Top 5 Tips To Prepare and Train For A Marathon
You’ve bitten the bullet and signed up for a marathon. Whatever your reason or rhyme, it is normal to feel a little nauseous when faced with the overwhelming task of running for 26 miles and 365 yards. Fear not, though, as we’ve compiled a few top tips to help you prepare for your marathon, run it, and recover afterwards.
Take one step at a time
When training, start from short distances, and slowly increase your mileage. If you’re a new runner and feel overwhelmed by your task, take a look at this NHS plan, designed to get you from the couch to 5k in 9 weeks. Once you’ve developed your core fitness and you’re able to run for long periods without feeling out of breath, increase the distance of your run by around 10-15% each week, and try doing interval training and hill runs to increase speed, strength and endurance. Once you’ve got the hang of it, you may want to run everywhere, but remember to maintain a slow pace on distance runs, as it’s essential that you get used to spending time on your feet.As a rule of thumb,your pace on long distance runs should be thirty seconds to two minutes slower than your average training pace.
Rest, breathe and relax
Even when you’re on a roll, it’s essential that you give your body time to rest. Recuperating is just as essential as training, as your muscles need replenishing, and your body needs to regain all its strength. To avoid putting too much strain on your body, always alternate high-speed days with lighter training days, or even rest days: taking some time to relax and recover will do wonders for your fitness and your motivation.
Dress for Success
A marathon outfit needs to be comfortable, and withstand the elements for the duration of the race: for example, you can expect your body to go through extreme contrasts of temperature, from cold in the pre and early stages of the race, to very hot once you get into your stride. A seamlessly constructed top will help you reduce friction, and sweat wicking shorts will give you breathability and protection. It’s not just your body that will be uncomfortable though, as you will probably experience sore eyes, as you will dehydrated and constantly focusing on the path before you. If you wear glasses, think about wearing contact lenses for the duration of the race, as they will feel more comfortable than your specs. Online contact lens retailers like NextDayLenses.com offers next day delivery – one less thing for you to worry about!

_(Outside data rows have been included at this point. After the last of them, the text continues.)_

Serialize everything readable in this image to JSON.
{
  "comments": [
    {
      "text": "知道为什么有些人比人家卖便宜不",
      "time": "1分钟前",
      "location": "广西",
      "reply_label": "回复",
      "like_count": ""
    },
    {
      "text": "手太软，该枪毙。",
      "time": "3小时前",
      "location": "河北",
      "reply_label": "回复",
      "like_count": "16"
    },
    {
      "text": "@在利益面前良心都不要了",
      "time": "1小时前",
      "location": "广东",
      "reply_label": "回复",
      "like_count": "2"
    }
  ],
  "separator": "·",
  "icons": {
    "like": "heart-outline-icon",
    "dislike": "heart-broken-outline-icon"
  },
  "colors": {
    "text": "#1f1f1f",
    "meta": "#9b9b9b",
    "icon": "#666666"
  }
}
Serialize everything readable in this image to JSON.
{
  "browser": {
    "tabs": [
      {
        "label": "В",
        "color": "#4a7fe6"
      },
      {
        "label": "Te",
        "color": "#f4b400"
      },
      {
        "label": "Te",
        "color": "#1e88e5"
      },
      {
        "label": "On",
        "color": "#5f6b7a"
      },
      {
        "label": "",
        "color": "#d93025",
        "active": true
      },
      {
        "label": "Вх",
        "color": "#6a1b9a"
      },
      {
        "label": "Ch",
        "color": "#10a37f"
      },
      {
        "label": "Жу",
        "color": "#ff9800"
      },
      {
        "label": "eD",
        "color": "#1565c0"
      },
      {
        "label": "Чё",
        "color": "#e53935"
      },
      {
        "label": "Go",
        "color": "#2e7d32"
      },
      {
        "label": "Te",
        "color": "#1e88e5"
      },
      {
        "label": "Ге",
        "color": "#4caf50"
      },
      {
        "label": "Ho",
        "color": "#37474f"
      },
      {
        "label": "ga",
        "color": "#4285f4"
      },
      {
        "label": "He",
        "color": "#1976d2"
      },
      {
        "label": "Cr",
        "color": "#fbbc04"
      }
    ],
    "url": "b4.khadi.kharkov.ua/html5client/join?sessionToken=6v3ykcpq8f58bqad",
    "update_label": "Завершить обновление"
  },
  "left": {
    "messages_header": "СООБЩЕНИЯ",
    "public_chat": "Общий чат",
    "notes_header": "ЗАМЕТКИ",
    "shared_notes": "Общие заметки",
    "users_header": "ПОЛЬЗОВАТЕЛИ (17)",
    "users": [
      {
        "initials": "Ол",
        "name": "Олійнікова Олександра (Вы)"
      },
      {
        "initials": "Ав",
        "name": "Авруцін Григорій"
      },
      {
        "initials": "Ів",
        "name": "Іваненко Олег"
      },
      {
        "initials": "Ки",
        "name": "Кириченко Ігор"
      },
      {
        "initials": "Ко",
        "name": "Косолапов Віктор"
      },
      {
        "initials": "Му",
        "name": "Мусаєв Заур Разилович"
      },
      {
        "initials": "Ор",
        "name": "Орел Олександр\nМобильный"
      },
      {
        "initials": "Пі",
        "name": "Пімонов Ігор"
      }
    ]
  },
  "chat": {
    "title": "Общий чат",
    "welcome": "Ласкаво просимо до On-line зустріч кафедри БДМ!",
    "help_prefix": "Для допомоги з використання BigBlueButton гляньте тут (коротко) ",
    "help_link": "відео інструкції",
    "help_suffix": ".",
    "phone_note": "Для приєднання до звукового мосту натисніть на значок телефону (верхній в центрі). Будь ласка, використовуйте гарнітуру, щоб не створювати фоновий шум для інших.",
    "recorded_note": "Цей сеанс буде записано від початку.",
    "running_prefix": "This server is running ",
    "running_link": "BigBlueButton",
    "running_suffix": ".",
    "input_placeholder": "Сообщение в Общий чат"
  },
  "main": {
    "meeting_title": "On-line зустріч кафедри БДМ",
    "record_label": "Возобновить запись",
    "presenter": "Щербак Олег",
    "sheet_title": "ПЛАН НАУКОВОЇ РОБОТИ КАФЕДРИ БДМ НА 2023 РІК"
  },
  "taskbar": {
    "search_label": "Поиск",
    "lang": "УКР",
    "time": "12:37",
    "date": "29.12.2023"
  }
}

Don’t fear the long walk
Congratulations! You’ve finished the marathon, you’re feeling jubilant, but all your body wants to do is crawl into bed and sleep for days. However, there’s one more challenge you still have to face: the walk from the finish line to the area where runners are allowed to relax. Although this simple stroll may feel like torture, it’s actually a blessing in disguise. Organizers design the post-race walk to help runners flush out the lactic acid in their bodies, and gradually get back to a resting state.
Relax and Recuperate
Once you’ve conquered the marathon, it’s important that you resume your training one step at a time, and avoid running long distances for a while. It typically takes a minimum of two to three weeks for the body to fully recover from the strain of running 26 miles, and if you push yourself too hard, you may increase your risk of injury. Experts advise resting one day for every mile you run in marathon, so you should steer clear of heavy running for at least 26 days. As 1972 Olympic marathon gold medallist Frank Shorter once said: “You’re not ready to run another marathon until you’ve forgotten the last one”.
No one knows who once said “the thirst you feel in your throat and lungs will be gone minutes after the race is over, the pain in your legs within days, but the glory of your finish will last forever”, but this quote is definitely a mantra for many marathon runners. Remember to take it easy, train responsibly, dress appropriately, and revel in the glory of running 26 miles: regardless of your ranking, you’re achieving a great result, and have worked hard for it. Most importantly, good luck – it will all be worth it in the end!